--- RECORDS SHOWN ---
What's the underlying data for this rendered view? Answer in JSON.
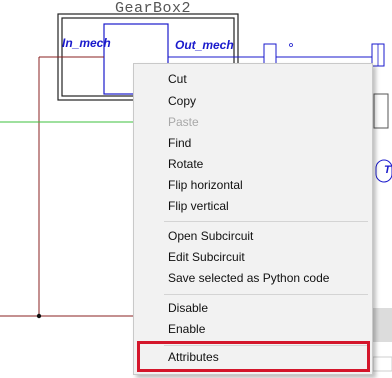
{
  "diagram": {
    "block_title": "GearBox2",
    "in_port": "In_mech",
    "out_port": "Out_mech",
    "right_label_fragment": "T",
    "colors": {
      "wire_red": "#8a2020",
      "wire_green": "#3cc03c",
      "port_blue": "#1a1acc"
    }
  },
  "context_menu": {
    "groups": [
      [
        "Cut",
        "Copy",
        "Paste",
        "Find",
        "Rotate",
        "Flip horizontal",
        "Flip vertical"
      ],
      [
        "Open Subcircuit",
        "Edit Subcircuit",
        "Save selected as Python code"
      ],
      [
        "Disable",
        "Enable"
      ],
      [
        "Attributes"
      ]
    ],
    "items": {
      "cut": "Cut",
      "copy": "Copy",
      "paste": "Paste",
      "find": "Find",
      "rotate": "Rotate",
      "flip_horizontal": "Flip horizontal",
      "flip_vertical": "Flip vertical",
      "open_subcircuit": "Open Subcircuit",
      "edit_subcircuit": "Edit Subcircuit",
      "save_python": "Save selected as Python code",
      "disable": "Disable",
      "enable": "Enable",
      "attributes": "Attributes"
    },
    "disabled": [
      "Paste"
    ],
    "highlighted_item": "Attributes",
    "highlight_color": "#d4162b"
  }
}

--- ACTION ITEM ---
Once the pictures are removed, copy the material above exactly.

--- FINISHED EXERCISE ---
What's the underlying data for this rendered view? Answer in JSON.
{
  "diagram": {
    "block_title": "GearBox2",
    "in_port": "In_mech",
    "out_port": "Out_mech",
    "right_label_fragment": "T",
    "colors": {
      "wire_red": "#8a2020",
      "wire_green": "#3cc03c",
      "port_blue": "#1a1acc"
    }
  },
  "context_menu": {
    "groups": [
      [
        "Cut",
        "Copy",
        "Paste",
        "Find",
        "Rotate",
        "Flip horizontal",
        "Flip vertical"
      ],
      [
        "Open Subcircuit",
        "Edit Subcircuit",
        "Save selected as Python code"
      ],
      [
        "Disable",
        "Enable"
      ],
      [
        "Attributes"
      ]
    ],
    "items": {
      "cut": "Cut",
      "copy": "Copy",
      "paste": "Paste",
      "find": "Find",
      "rotate": "Rotate",
      "flip_horizontal": "Flip horizontal",
      "flip_vertical": "Flip vertical",
      "open_subcircuit": "Open Subcircuit",
      "edit_subcircuit": "Edit Subcircuit",
      "save_python": "Save selected as Python code",
      "disable": "Disable",
      "enable": "Enable",
      "attributes": "Attributes"
    },
    "disabled": [
      "Paste"
    ],
    "highlighted_item": "Attributes",
    "highlight_color": "#d4162b"
  }
}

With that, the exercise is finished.